- _YOUR ASSIGNMENT_:
For the string "湘政通服务", search the entries below and copy every line where it appears.

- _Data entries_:
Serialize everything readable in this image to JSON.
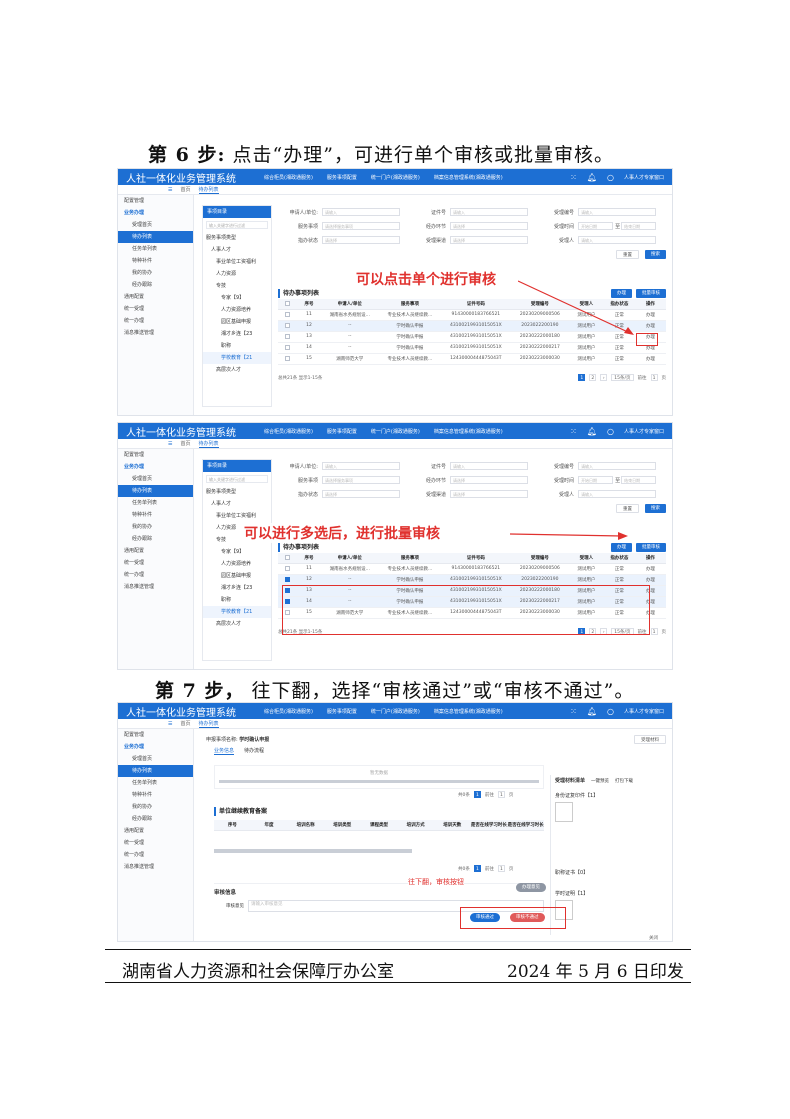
{
  "step6": {
    "label": "第 6 步:",
    "text": "点击“办理”，可进行单个审核或批量审核。"
  },
  "step7": {
    "label": "第 7 步，",
    "text": "往下翻，选择“审核通过”或“审核不通过”。"
  },
  "system_title": "人社一体化业务管理系统",
  "nav_links": [
    "综合柜员(湘政通服务)",
    "服务事项配置",
    "统一门户(湘政通服务)",
    "档案信息管理系统(湘政通服务)"
  ],
  "user_label": "人事人才专家窗口",
  "tabs": {
    "menu": "☰",
    "home": "首页",
    "current": "待办列表"
  },
  "sidebar": [
    {
      "label": "配置管理",
      "type": "item"
    },
    {
      "label": "业务办理",
      "type": "group"
    },
    {
      "label": "受理首页",
      "type": "sub"
    },
    {
      "label": "待办列表",
      "type": "active"
    },
    {
      "label": "任务单列表",
      "type": "sub"
    },
    {
      "label": "特种补件",
      "type": "sub"
    },
    {
      "label": "我的协办",
      "type": "sub"
    },
    {
      "label": "经办跟踪",
      "type": "sub"
    },
    {
      "label": "通用配置",
      "type": "item"
    },
    {
      "label": "统一受理",
      "type": "item"
    },
    {
      "label": "统一办理",
      "type": "item"
    },
    {
      "label": "消息推送管理",
      "type": "item"
    }
  ],
  "tree": {
    "title": "事项目录",
    "search_placeholder": "输入关键字进行过滤",
    "items": [
      "服务事项类型",
      "人事人才",
      "事业单位工资福利",
      "人力资源",
      "专技",
      "专家【9】",
      "人力资源培养",
      "园区基础申报",
      "湘才乡连【23",
      "职称",
      "学校教育【21",
      "高层次人才"
    ]
  },
  "form": {
    "applicant_label": "申请人/单位:",
    "applicant_ph": "请输入",
    "cert_label": "证件号",
    "cert_ph": "请输入",
    "accept_no_label": "受理编号",
    "accept_no_ph": "请输入",
    "service_label": "服务事项",
    "service_ph": "请选择服务事项",
    "stage_label": "经办环节",
    "stage_ph": "请选择",
    "accept_time_label": "受理时间",
    "time_start": "开始日期",
    "time_sep": "至",
    "time_end": "结束日期",
    "guide_label": "指办状态",
    "guide_ph": "请选择",
    "channel_label": "受理渠道",
    "channel_ph": "请选择",
    "handler_label": "受理人",
    "handler_ph": "请输入",
    "reset_btn": "重置",
    "search_btn": "搜索"
  },
  "list": {
    "title": "待办事项列表",
    "btn_handle": "办理",
    "btn_batch": "批量审核",
    "columns": [
      "",
      "序号",
      "申请人/单位",
      "服务事项",
      "证件号码",
      "受理编号",
      "受理人",
      "指办状态",
      "操作"
    ],
    "rows": [
      {
        "no": "11",
        "applicant": "湖南省水务规划设...",
        "service": "专业技术人员继续教...",
        "cert": "91430000183766521",
        "accept_no": "20230209000506",
        "handler": "测试用户",
        "status": "正常",
        "op": "办理"
      },
      {
        "no": "12",
        "applicant": "--",
        "service": "学时确认申报",
        "cert": "43100219931015051X",
        "accept_no": "2023022200190",
        "handler": "测试用户",
        "status": "正常",
        "op": "办理"
      },
      {
        "no": "13",
        "applicant": "--",
        "service": "学时确认申报",
        "cert": "43100219931015051X",
        "accept_no": "20230222000180",
        "handler": "测试用户",
        "status": "正常",
        "op": "办理"
      },
      {
        "no": "14",
        "applicant": "--",
        "service": "学时确认申报",
        "cert": "43100219931015051X",
        "accept_no": "20230222000217",
        "handler": "测试用户",
        "status": "正常",
        "op": "办理"
      },
      {
        "no": "15",
        "applicant": "湖南师范大学",
        "service": "专业技术人员继续教...",
        "cert": "12430000444875043T",
        "accept_no": "20230223000030",
        "handler": "测试用户",
        "status": "正常",
        "op": "办理"
      }
    ],
    "pager_total": "总共21条 显示1-15条",
    "pages": [
      "1",
      "2"
    ],
    "page_size": "15条/页",
    "goto": "前往",
    "goto_page": "1",
    "page_unit": "页"
  },
  "annotation1": "可以点击单个进行审核",
  "annotation2": "可以进行多选后，进行批量审核",
  "detail": {
    "apply_label": "申报事项名称:",
    "apply_name": "学时确认申报",
    "print_btn": "受理材料",
    "tab_business": "业务信息",
    "tab_process": "待办流程",
    "no_data": "暂无数据",
    "section_title": "单位继续教育备案",
    "columns": [
      "序号",
      "年度",
      "培训名称",
      "培训类型",
      "课程类型",
      "培训方式",
      "培训天数",
      "是否在线学习时长",
      "是否在线学习时长"
    ],
    "pager_total": "共0条",
    "goto": "前往",
    "page_unit": "页",
    "right_title": "受理材料清单",
    "right_tab1": "一键预览",
    "right_tab2": "打包下载",
    "mat1": "身份证复印件【1】",
    "mat2": "职称证书【0】",
    "mat3": "学时证明【1】",
    "review_title": "审核信息",
    "review_label": "审核意见",
    "review_ph": "请输入审核意见",
    "mini_btn": "办理意见",
    "approve_btn": "审核通过",
    "reject_btn": "审核不通过",
    "close_btn": "关闭"
  },
  "annotation3": "往下翻，审核按钮",
  "footer": {
    "left": "湖南省人力资源和社会保障厅办公室",
    "right": "2024 年 5 月 6 日印发"
  },
  "colors": {
    "brand": "#1d6fd3",
    "annotation": "#e0312e"
  }
}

- _COMPLETED TASK_:
    "综合柜员(湘政通服务)",
    "统一门户(湘政通服务)",
    "档案信息管理系统(湘政通服务)"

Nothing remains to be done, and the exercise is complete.